An accurate big picture would also take into account how refining is a long cycle industry, with periods of strong performance and periods of major losses. In fact, many refineries experienced multi-billion-dollar losses and accrued debt over the course of the pandemic—debt that has yet to be paid off.
Price gouging is illegal. Policies exist to protect California consumers from unfair or artificially high prices.
To protect consumers, many state laws—including California’s Penal Code—explicitly state that price gouging is illegal. There are systems in place through state attorneys general to investigate perceived unfair or artificially high prices at the pump.
Windfall profit taxes have a long record of failure in the United States. California will not be the exception.
Refiners oppose windfall taxes. A tax would penalize California energy and fuel production at the exact time we should be encouraging more of both. Policymakers need to answer clearly how a new tax can be expected to “succeed” where the previous national windfall profit tax failed. According to the Congressional Research Service (see report here), the 1980s Windfall Profits Tax was repealed after just eight years because it raised little revenue (nearly $0 at the time of repeal), led to a decrease in domestic energy production and increased foreign oil dependence. It’s not surprising that Washington State decided against imposing a windfall profit tax earlier this year.

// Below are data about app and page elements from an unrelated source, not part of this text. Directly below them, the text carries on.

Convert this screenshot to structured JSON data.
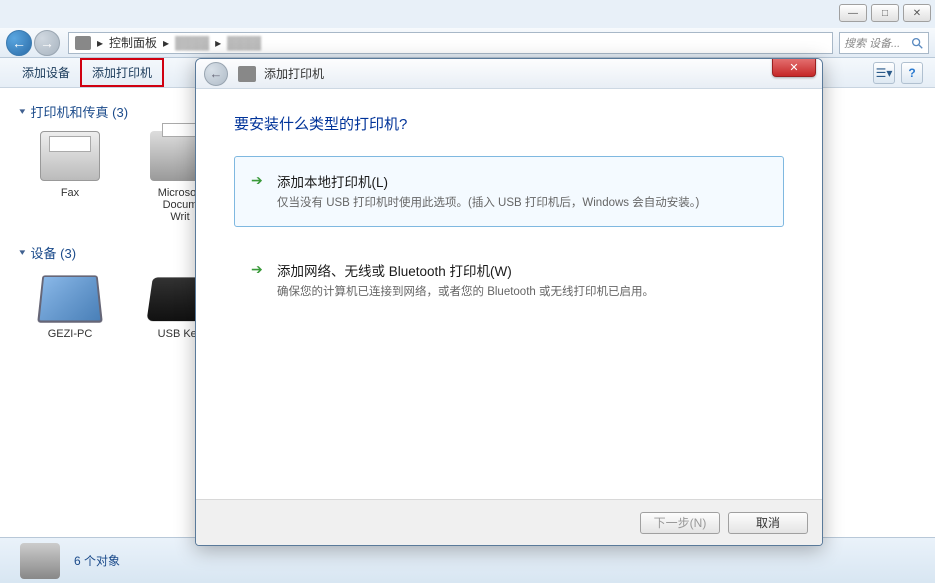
{
  "window_controls": {
    "min": "—",
    "max": "□",
    "close": "✕"
  },
  "nav": {
    "back_glyph": "←",
    "fwd_glyph": "→",
    "address_icon": "⎙",
    "address_root": "控制面板",
    "address_sep": "▸",
    "search_placeholder": "搜索 设备..."
  },
  "toolbar": {
    "add_device": "添加设备",
    "add_printer": "添加打印机"
  },
  "sections": {
    "printers": {
      "title": "打印机和传真 (3)"
    },
    "devices": {
      "title": "设备 (3)"
    }
  },
  "printer_items": [
    {
      "label": "Fax"
    },
    {
      "label": "Microsoft\nDocum\nWrit"
    }
  ],
  "device_items": [
    {
      "label": "GEZI-PC"
    },
    {
      "label": "USB Key"
    }
  ],
  "status": {
    "count_text": "6 个对象"
  },
  "dialog": {
    "title": "添加打印机",
    "close_glyph": "✕",
    "heading": "要安装什么类型的打印机?",
    "options": [
      {
        "arrow": "➔",
        "title": "添加本地打印机(L)",
        "desc": "仅当没有 USB 打印机时使用此选项。(插入 USB 打印机后，Windows 会自动安装。)",
        "selected": true
      },
      {
        "arrow": "➔",
        "title": "添加网络、无线或 Bluetooth 打印机(W)",
        "desc": "确保您的计算机已连接到网络，或者您的 Bluetooth 或无线打印机已启用。",
        "selected": false
      }
    ],
    "next_btn": "下一步(N)",
    "cancel_btn": "取消"
  }
}
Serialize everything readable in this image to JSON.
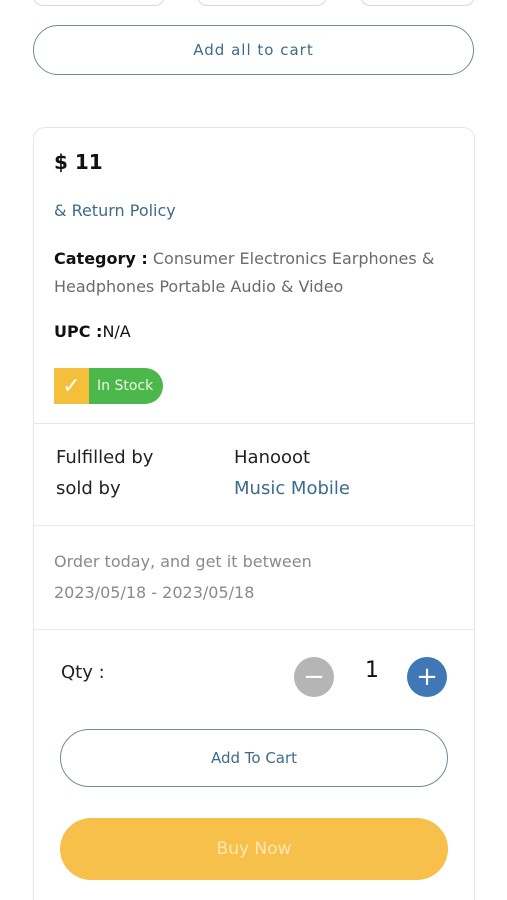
{
  "bundle": {
    "add_all_label": "Add all to cart"
  },
  "product": {
    "price": "$ 11",
    "return_policy": "& Return Policy",
    "category_label": "Category :",
    "category_value": "Consumer Electronics Earphones & Headphones Portable Audio & Video",
    "upc_label": "UPC :",
    "upc_value": "N/A",
    "stock_status": "In Stock"
  },
  "fulfillment": {
    "fulfilled_label": "Fulfilled by",
    "fulfilled_value": "Hanooot",
    "sold_label": "sold by",
    "sold_value": "Music Mobile"
  },
  "delivery": {
    "text": "Order today, and get it between",
    "range": "2023/05/18 - 2023/05/18"
  },
  "quantity": {
    "label": "Qty :",
    "value": "1",
    "minus_icon": "minus-icon",
    "plus_icon": "plus-icon"
  },
  "actions": {
    "add_to_cart": "Add To Cart",
    "buy_now": "Buy Now"
  },
  "colors": {
    "accent_blue": "#3f77b7",
    "link": "#3f6b8a",
    "in_stock_green": "#4cb84c",
    "check_yellow": "#f4bf3b",
    "buy_now": "#f6c04a"
  }
}
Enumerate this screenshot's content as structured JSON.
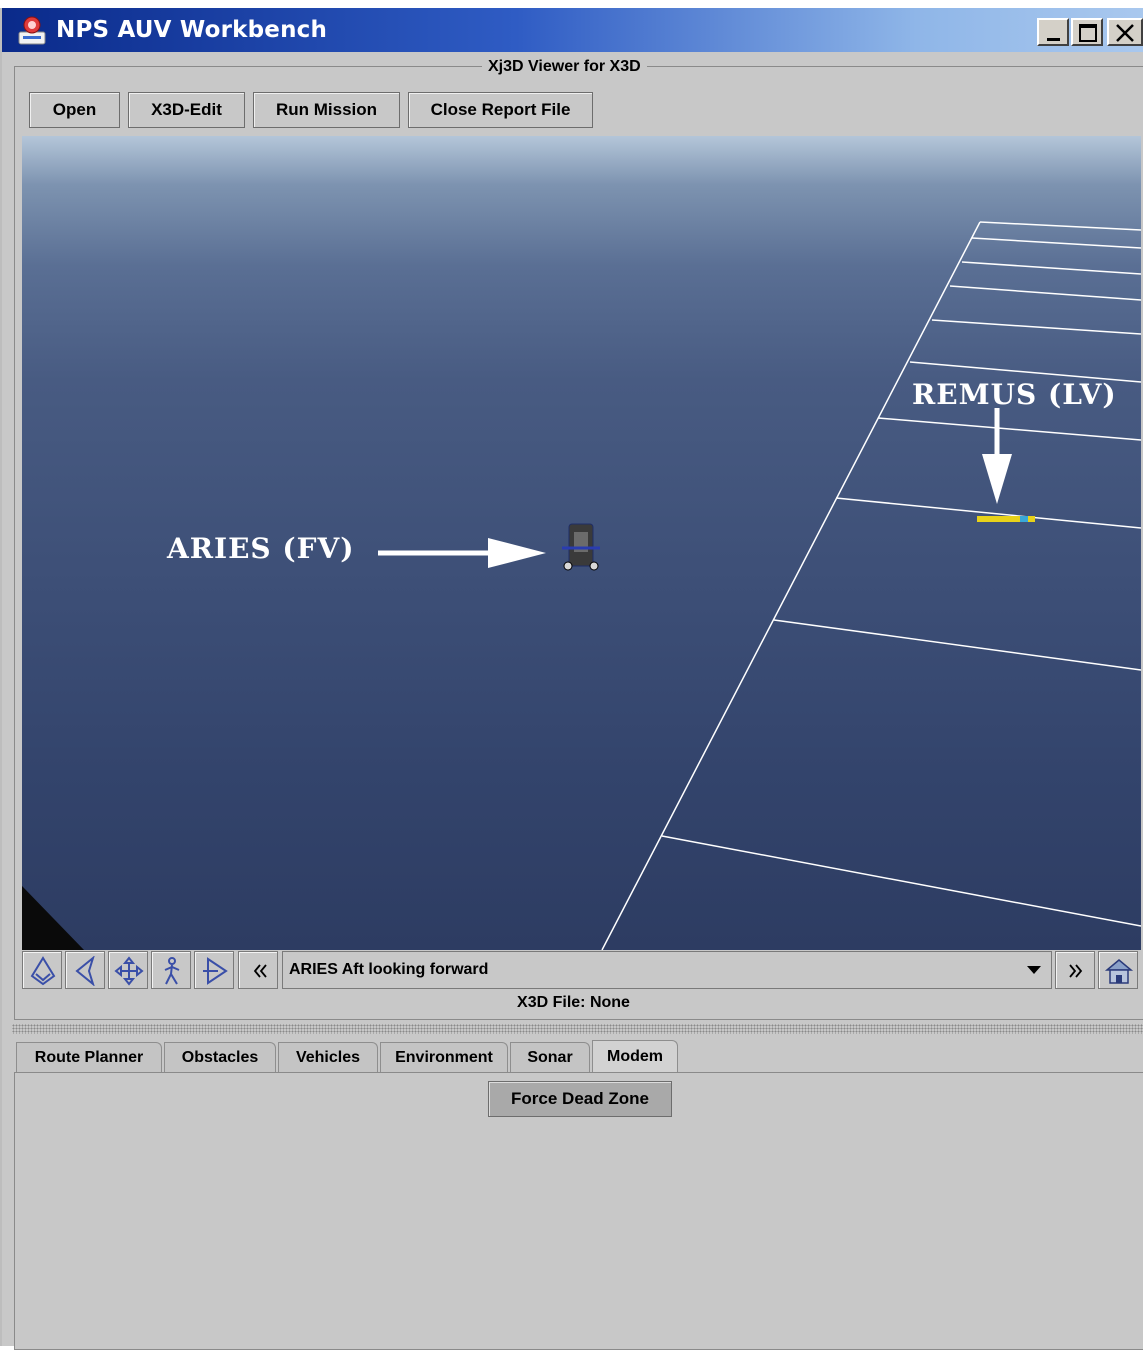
{
  "window": {
    "title": "NPS AUV Workbench",
    "controls": [
      "minimize-icon",
      "maximize-icon",
      "close-icon"
    ]
  },
  "viewer": {
    "group_title": "Xj3D Viewer for X3D",
    "toolbar": [
      "Open",
      "X3D-Edit",
      "Run Mission",
      "Close Report File"
    ],
    "labels": {
      "follower": "ARIES (FV)",
      "leader": "REMUS (LV)"
    },
    "nav_icons": [
      "examine-icon",
      "fly-icon",
      "pan-icon",
      "walk-icon",
      "tilt-icon",
      "previous-viewpoint-icon"
    ],
    "viewpoint": "ARIES Aft looking forward",
    "next_icon": "next-viewpoint-icon",
    "home_icon": "home-icon",
    "file_status": "X3D File: None"
  },
  "tabs": {
    "items": [
      "Route Planner",
      "Obstacles",
      "Vehicles",
      "Environment",
      "Sonar",
      "Modem"
    ],
    "active": "Modem"
  },
  "modem_panel": {
    "button": "Force Dead Zone"
  }
}
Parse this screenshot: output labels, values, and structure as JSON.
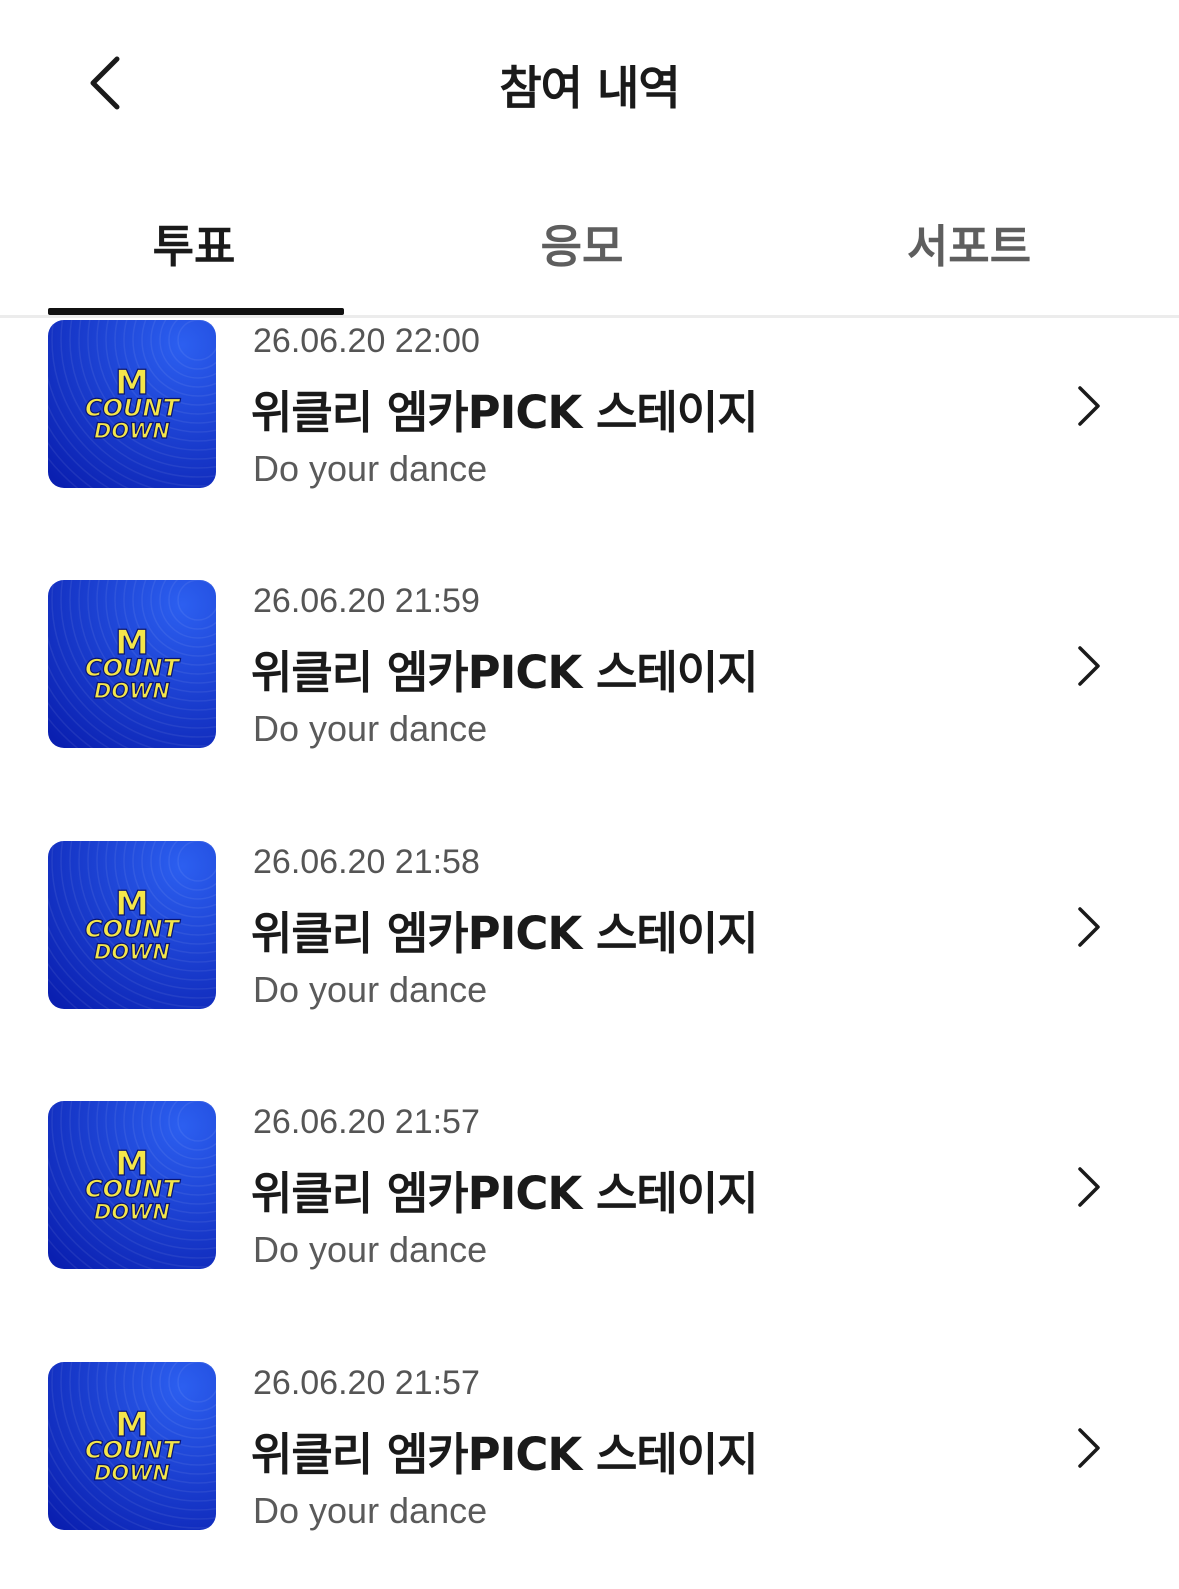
{
  "header": {
    "title": "참여 내역",
    "back_icon": "chevron-left-icon"
  },
  "tabs": [
    {
      "label": "투표",
      "active": true
    },
    {
      "label": "응모",
      "active": false
    },
    {
      "label": "서포트",
      "active": false
    }
  ],
  "thumbnail": {
    "logo_text_top": "M",
    "logo_text_mid": "COUNT",
    "logo_text_bottom": "DOWN",
    "bg_color_light": "#2c5ff0",
    "bg_color_dark": "#0a1fb0",
    "logo_color": "#f4e64a"
  },
  "items": [
    {
      "date": "26.06.20 22:00",
      "title": "위클리 엠카PICK 스테이지",
      "subtitle": "Do your dance"
    },
    {
      "date": "26.06.20 21:59",
      "title": "위클리 엠카PICK 스테이지",
      "subtitle": "Do your dance"
    },
    {
      "date": "26.06.20 21:58",
      "title": "위클리 엠카PICK 스테이지",
      "subtitle": "Do your dance"
    },
    {
      "date": "26.06.20 21:57",
      "title": "위클리 엠카PICK 스테이지",
      "subtitle": "Do your dance"
    },
    {
      "date": "26.06.20 21:57",
      "title": "위클리 엠카PICK 스테이지",
      "subtitle": "Do your dance"
    }
  ]
}
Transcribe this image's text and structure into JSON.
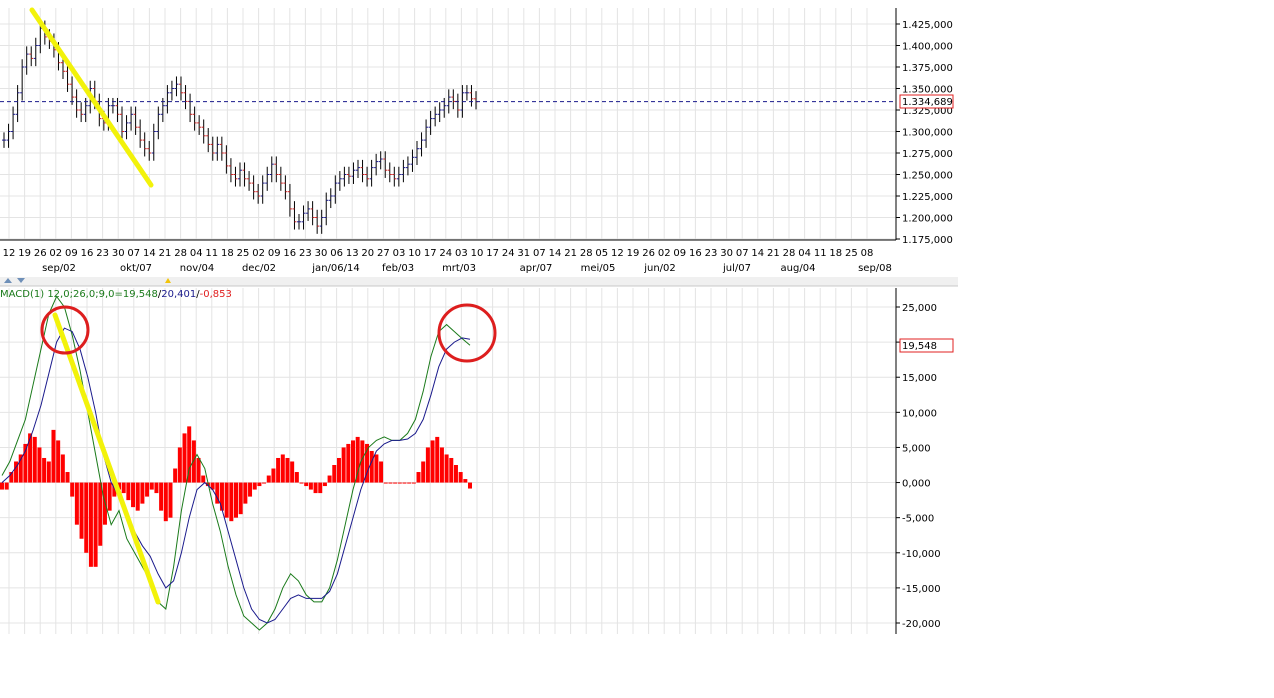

Every piece of the fuel price pie is more expensive today than it was a few years ago.
Just like the American people are experiencing inflation, so too is the liquid fuel sector. The dollar doesn’t go as far, so expenses have increased at every step of the liquid fuel supply chain. Labor is more expensive and scarce; crude oil and agricultural commodity inputs are more expensive; powering plants is more expensive; shipping fuel and feedstocks to the markets and facilities that need them is more expensive.
Hostile policies and rhetoric have also contributed to a difficult production environment for liquid fuel producers.
The American Fuel & Petrochemical Manufacturers (AFPM) is the leading trade association representing the makers of the fuels that keep us moving, the petrochemicals that are the essential building blocks for modern life, and the midstream companies that get our feedstocks and products where they need to go. We make the products that make life better, safer and more sustainable — we make progress.